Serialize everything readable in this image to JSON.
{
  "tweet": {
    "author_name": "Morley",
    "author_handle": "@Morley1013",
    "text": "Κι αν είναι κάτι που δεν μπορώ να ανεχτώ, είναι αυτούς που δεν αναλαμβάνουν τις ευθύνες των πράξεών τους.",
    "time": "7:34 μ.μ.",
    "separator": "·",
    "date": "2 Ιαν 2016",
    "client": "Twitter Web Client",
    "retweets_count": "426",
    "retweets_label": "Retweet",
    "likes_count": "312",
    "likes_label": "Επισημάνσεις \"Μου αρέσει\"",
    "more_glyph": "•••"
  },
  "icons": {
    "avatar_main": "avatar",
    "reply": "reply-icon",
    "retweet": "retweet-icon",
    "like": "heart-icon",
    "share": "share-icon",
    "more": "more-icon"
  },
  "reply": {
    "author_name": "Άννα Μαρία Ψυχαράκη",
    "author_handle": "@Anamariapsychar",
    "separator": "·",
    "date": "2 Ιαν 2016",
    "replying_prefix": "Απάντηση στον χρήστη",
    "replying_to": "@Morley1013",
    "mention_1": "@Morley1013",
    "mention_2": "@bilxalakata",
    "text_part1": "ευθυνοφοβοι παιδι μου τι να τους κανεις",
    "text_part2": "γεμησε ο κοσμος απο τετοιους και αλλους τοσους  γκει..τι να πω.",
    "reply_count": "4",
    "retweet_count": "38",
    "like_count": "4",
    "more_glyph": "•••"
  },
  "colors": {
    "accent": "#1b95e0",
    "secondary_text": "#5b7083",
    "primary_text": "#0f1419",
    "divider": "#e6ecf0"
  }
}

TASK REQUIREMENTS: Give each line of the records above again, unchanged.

ANSWER FOR THE TASK:
Serialize everything readable in this image to JSON.
{
  "tweet": {
    "author_name": "Morley",
    "author_handle": "@Morley1013",
    "text": "Κι αν είναι κάτι που δεν μπορώ να ανεχτώ, είναι αυτούς που δεν αναλαμβάνουν τις ευθύνες των πράξεών τους.",
    "time": "7:34 μ.μ.",
    "separator": "·",
    "date": "2 Ιαν 2016",
    "client": "Twitter Web Client",
    "retweets_count": "426",
    "retweets_label": "Retweet",
    "likes_count": "312",
    "likes_label": "Επισημάνσεις \"Μου αρέσει\"",
    "more_glyph": "•••"
  },
  "icons": {
    "avatar_main": "avatar",
    "reply": "reply-icon",
    "retweet": "retweet-icon",
    "like": "heart-icon",
    "share": "share-icon",
    "more": "more-icon"
  },
  "reply": {
    "author_name": "Άννα Μαρία Ψυχαράκη",
    "author_handle": "@Anamariapsychar",
    "separator": "·",
    "date": "2 Ιαν 2016",
    "replying_prefix": "Απάντηση στον χρήστη",
    "replying_to": "@Morley1013",
    "mention_1": "@Morley1013",
    "mention_2": "@bilxalakata",
    "text_part1": "ευθυνοφοβοι παιδι μου τι να τους κανεις",
    "text_part2": "γεμησε ο κοσμος απο τετοιους και αλλους τοσους  γκει..τι να πω.",
    "reply_count": "4",
    "retweet_count": "38",
    "like_count": "4",
    "more_glyph": "•••"
  },
  "colors": {
    "accent": "#1b95e0",
    "secondary_text": "#5b7083",
    "primary_text": "#0f1419",
    "divider": "#e6ecf0"
  }
}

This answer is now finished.